Bringing Fresh Produce to DC Schools
I met Emanuel Reid while volunteering at Martha’s Table — a Washington, D.C. nonprofit that supports families in need with food, education, clothing, and other services. Emanuel serves as a community liaison in AmeriCorps’ Volunteers in Service to America (VISTA) program in Northeast DC in partnership with George Washington University. As a community liaison, Emanuel fosters community partnerships between DC schools and community organizations. Emanuel works with five other AmeriCorps VISTA community liaisons, but he is responsible for cultivating partnerships on behalf of Charles Drew Elementary School in the Northeast quadrant.
Emanuel was born in Johnson City, Tennessee. His mother was a school teacher and taught him from an early age that it is important to give back to your community. After Emanuel graduated from Johnston C. Smith University in Charlotte, North Carolina, he worked in community service, local politics, and at the Charlotte Chamber of Commerce. During his time at the Chamber, Emanuel learned important skills in engaging with the business community that have empowered him in his current capacity. Emanuel always wanted to live in Washington, D.C. because it is the ground-zero of the political and NGO work. He learned about AmeriCorps and joined the VISTA program where he saw firsthand how a national service organization like AmeriCorps and an educational institution like George Washington University engage with the needs of the community.

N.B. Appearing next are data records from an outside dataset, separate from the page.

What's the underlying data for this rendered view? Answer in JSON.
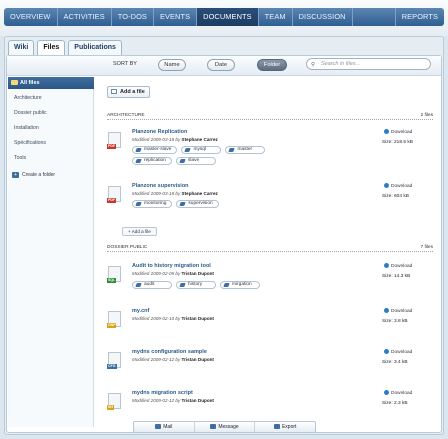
{
  "nav": {
    "items": [
      "OVERVIEW",
      "ACTIVITIES",
      "TO-DOS",
      "EVENTS",
      "DOCUMENTS",
      "TEAM",
      "DISCUSSION"
    ],
    "right_item": "REPORTS",
    "active": "DOCUMENTS"
  },
  "tabs": [
    "Wiki",
    "Files",
    "Publications"
  ],
  "sort": {
    "label": "SORT BY",
    "options": [
      "Name",
      "Date",
      "Folder"
    ],
    "active": "Folder",
    "search_placeholder": "Search in files..."
  },
  "sidebar": {
    "selected": "All files",
    "items": [
      "Architecture",
      "Dossier public",
      "Installation",
      "Spécifications",
      "Tools"
    ],
    "create_label": "Create a folder"
  },
  "add_file_label": "Add a file",
  "add_tag_label": "+ Add a file",
  "sections": [
    {
      "name": "ARCHITECTURE",
      "count": "2 files"
    },
    {
      "name": "DOSSIER PUBLIC",
      "count": "7 files"
    }
  ],
  "files": [
    {
      "name": "Planzone Replication",
      "meta": "Modified 2009-03-18 by ",
      "author": "Stephane Carrez",
      "size": "Size: 218.5 kB",
      "download": "Download",
      "tags": [
        "master-slave",
        "mysql",
        "master",
        "replication",
        "slave"
      ],
      "type": "PDF"
    },
    {
      "name": "Planzone supervision",
      "meta": "Modified 2009-03-18 by ",
      "author": "Stephane Carrez",
      "size": "Size: 604 kB",
      "download": "Download",
      "tags": [
        "monitoring",
        "supervision"
      ],
      "type": "PDF"
    },
    {
      "name": "Audit to history migration tool",
      "meta": "Modified 2009-02-05 by ",
      "author": "Tristan Dupont",
      "size": "Size: 14.3 kB",
      "download": "Download",
      "tags": [
        "audit",
        "history",
        "mirgation"
      ],
      "type": "SQL"
    },
    {
      "name": "my.cnf",
      "meta": "Modified 2009-02-10 by ",
      "author": "Tristan Dupont",
      "size": "Size: 3.8 kB",
      "download": "Download",
      "tags": [],
      "type": "CNF"
    },
    {
      "name": "mydns configuration sample",
      "meta": "Modified 2009-02-12 by ",
      "author": "Tristan Dupont",
      "size": "Size: 3.4 kB",
      "download": "Download",
      "tags": [],
      "type": "CFG"
    },
    {
      "name": "mydns migration script",
      "meta": "Modified 2009-02-12 by ",
      "author": "Tristan Dupont",
      "size": "Size: 2.3 kB",
      "download": "Download",
      "tags": [],
      "type": "SH"
    }
  ],
  "footer": [
    "Mail",
    "Message",
    "Export"
  ],
  "colors": {
    "nav": "#2f5e91",
    "link": "#2c5a8c",
    "download": "#2e7bc8"
  }
}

Emanuel believes that studying and discussing societal issues only takes you so far. He believes that the perspective one gains from actually engaging in community building is a vital skill for any budding public servant. Emanuel’s work in cultivating community partnerships results in providing D.C. schoolchildren with access to food, as well as opportunities to improve their reading skills, express themselves through art, and receive mentorship. Emanuel’s outreach related to food centers around a joint-program between Martha’s Table and the Capital Area Food Bank known as the Joyful Food Market. This program serves 30 D.C.-area schools by providing each child with 23 pounds of healthy food every month. At Charles Drew Elementary School, where Emanuel works, the two nonprofits host a market at the school gymnasium every third Wednesday of the month. In addition to providing children with healthy food, Martha’s Table provides a chef on-site who teaches children and parents how to prepare tasty, healthy meals with fresh, healthy ingredients. Emanuel points out that many of these children and parents do not have much exposure to cooking with fresh ingredients because they have lived in food deserts, and that these cooking demonstrations and opportunities to sample new foods are popular among the market’s young visitors.
Food deserts are defined by the USDA as “neighborhoods that lack healthy food sources. The prevalence of food deserts across the United States has been an issue gaining increasing attention, and was a focus of former First Lady Michelle Obama’s anti-obesity cause. Nevertheless, lawmakers at every level of government struggle to reach adequate solutions to this pressing problem. Factors that create food deserts, according to the USDA Economic Research Service, include:
- Accessibility to sources of healthy food, as measured by distance to a store or by the number of stores in an area.
- Individual-level resources that may affect accessibility, such as family income or vehicle availability.
- Neighborhood-level indicators of resources, such as the average income of the neighborhood and the availability of public transportation.
Food deserts are associated with obesity, heart disease, and poor academic performance. The USDA’s Food Access Research Atlas provides maps of current trends in food access across the United States.
The Joyful Food Market measures its effectiveness in a variety of ways. It strives to meet its goal of providing each child with 23 pounds of food per month for the benefit of the children and their families. The Program also reflects on the following questions in order to make the program more effective: (1) Do the families like the foods they are receiving? (2) Why won’t some families come to the market? (3) Is the program maintaining its goal of being health-conscious?
Emanuel wants people to know that in particular neighborhoods of Northeast D.C. as well many communities across the United States, there are not a lot of healthy options while unhealthy, inexpensive sources of food are plentiful. Emanuel’s work is key to combating the prevalence of food deserts, and it’s critical that programs such as the Joyful Food Market expand and serve as many children and families in need as possible.
Special thanks to Emanuel Reid for his time, to George Washington University for their guidance and support, and to Martha’s Table for the photographs.